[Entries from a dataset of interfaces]
········

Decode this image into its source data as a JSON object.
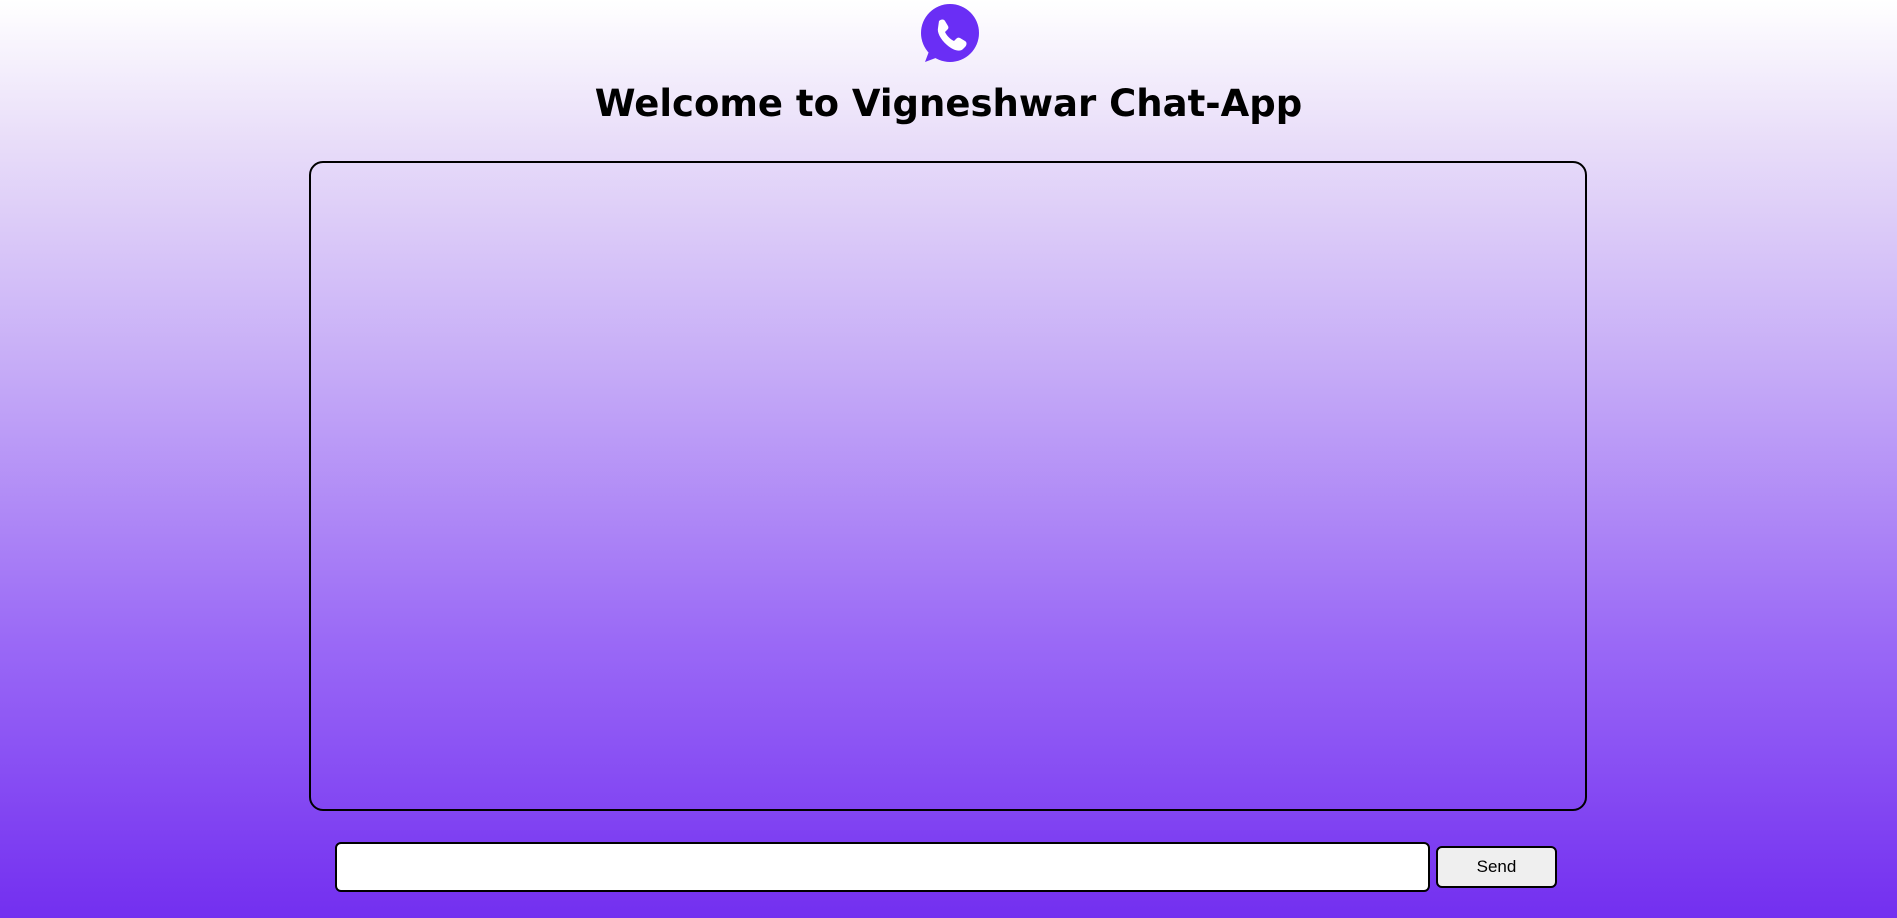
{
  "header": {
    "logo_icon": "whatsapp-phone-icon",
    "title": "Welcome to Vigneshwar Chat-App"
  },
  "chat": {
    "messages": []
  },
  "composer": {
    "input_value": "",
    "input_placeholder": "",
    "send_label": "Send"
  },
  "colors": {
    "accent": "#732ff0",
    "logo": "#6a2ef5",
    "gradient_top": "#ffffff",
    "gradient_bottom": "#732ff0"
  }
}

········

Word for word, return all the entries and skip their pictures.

→ EXERCISE RESPONSE
Decode this image into its source data as a JSON object.
{
  "header": {
    "logo_icon": "whatsapp-phone-icon",
    "title": "Welcome to Vigneshwar Chat-App"
  },
  "chat": {
    "messages": []
  },
  "composer": {
    "input_value": "",
    "input_placeholder": "",
    "send_label": "Send"
  },
  "colors": {
    "accent": "#732ff0",
    "logo": "#6a2ef5",
    "gradient_top": "#ffffff",
    "gradient_bottom": "#732ff0"
  }
}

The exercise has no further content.